Accurate measurement of consumer preferences reduces development costs and leads to successful products. Some product-development teams use quantitative methods such as conjoint analysis or structured methods such as Casemap. Other product-development teams rely on unstructured methods such as direct conversations with consumers, focus groups, or qualitative interviews. All methods assume that measured consumer preferences endure and are relevant for consumers' marketplace decisions. This article suggests that if consumers are not first given tasks to encourage preference self-reflection, unstructured methods may not measure accurate and enduring preferences. This paper provides evidence that consumers learn their preferences as they make realistic decisions. Sufficiently challenging decision tasks encourage preference self-reflection which, in turn, leads to more accurate and enduring measures. Evidence suggests further that if consumers are asked to articulate preferences before self-reflection, then that articulation interferes with consumers' abilities to articulate preferences even after they have a chance to self-reflect. The evidence that self-reflection enhances accuracy is based on experiments in the automotive and mobile phone markets. Consumers completed three rotated incentive-aligned preference measurement methods (revealed-preference measures [as in conjoint analysis], a structured method [Casemap], and an unstructured preference-articulation method). The stimuli were designed to be managerially relevant and realistic (53 aspects in automobiles, 22 aspects for mobile phones) so that consumers' decisions approximated in vivo decisions. One to three weeks later, consumers were asked which automobiles (or mobile phones) they would consider. Qualitative comments and response times are consistent with the implications of the measures of predictive ability.

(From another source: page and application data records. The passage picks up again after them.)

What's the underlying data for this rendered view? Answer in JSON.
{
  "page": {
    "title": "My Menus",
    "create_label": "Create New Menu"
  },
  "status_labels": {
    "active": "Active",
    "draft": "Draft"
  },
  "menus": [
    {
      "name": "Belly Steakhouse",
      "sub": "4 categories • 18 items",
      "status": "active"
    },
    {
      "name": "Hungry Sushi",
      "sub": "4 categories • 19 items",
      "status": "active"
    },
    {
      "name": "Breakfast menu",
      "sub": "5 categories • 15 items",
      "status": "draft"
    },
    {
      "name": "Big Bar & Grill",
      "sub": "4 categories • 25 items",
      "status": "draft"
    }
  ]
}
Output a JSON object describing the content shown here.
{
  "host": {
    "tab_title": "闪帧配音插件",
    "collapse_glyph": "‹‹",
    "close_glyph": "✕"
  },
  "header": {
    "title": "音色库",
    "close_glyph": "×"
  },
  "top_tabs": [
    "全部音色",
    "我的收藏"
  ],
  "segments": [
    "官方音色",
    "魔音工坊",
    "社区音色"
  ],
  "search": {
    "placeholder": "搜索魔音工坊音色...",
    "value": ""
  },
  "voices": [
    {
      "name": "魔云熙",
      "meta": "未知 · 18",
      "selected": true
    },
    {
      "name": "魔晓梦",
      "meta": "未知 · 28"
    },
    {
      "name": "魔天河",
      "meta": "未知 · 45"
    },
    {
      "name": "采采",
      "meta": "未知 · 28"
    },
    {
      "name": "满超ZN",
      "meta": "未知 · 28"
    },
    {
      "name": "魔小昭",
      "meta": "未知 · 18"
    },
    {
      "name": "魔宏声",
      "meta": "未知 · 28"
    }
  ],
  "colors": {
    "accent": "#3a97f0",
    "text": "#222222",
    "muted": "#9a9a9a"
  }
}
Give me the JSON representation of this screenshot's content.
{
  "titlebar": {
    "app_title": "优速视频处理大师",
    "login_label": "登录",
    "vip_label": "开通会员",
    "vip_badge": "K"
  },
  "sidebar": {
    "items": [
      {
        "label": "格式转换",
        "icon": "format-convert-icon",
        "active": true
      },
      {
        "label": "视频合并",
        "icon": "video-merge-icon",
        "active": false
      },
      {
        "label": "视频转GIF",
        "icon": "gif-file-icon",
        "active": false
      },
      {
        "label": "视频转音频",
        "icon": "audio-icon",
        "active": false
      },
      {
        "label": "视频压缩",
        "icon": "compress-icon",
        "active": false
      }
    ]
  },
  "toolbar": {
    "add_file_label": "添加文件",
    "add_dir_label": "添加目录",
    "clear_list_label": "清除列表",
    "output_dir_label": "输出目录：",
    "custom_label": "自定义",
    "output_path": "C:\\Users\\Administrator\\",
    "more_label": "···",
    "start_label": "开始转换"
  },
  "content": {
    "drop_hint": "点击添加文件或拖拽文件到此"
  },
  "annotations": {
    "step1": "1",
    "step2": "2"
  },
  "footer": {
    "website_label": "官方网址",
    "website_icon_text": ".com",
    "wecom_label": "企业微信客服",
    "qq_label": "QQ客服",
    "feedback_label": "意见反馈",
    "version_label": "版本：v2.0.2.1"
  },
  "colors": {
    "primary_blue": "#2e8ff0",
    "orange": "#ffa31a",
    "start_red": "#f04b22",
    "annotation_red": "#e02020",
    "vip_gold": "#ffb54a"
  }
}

All Science Journal Classification (ASJC) codes
- Strategy and Management
- Management of Technology and Innovation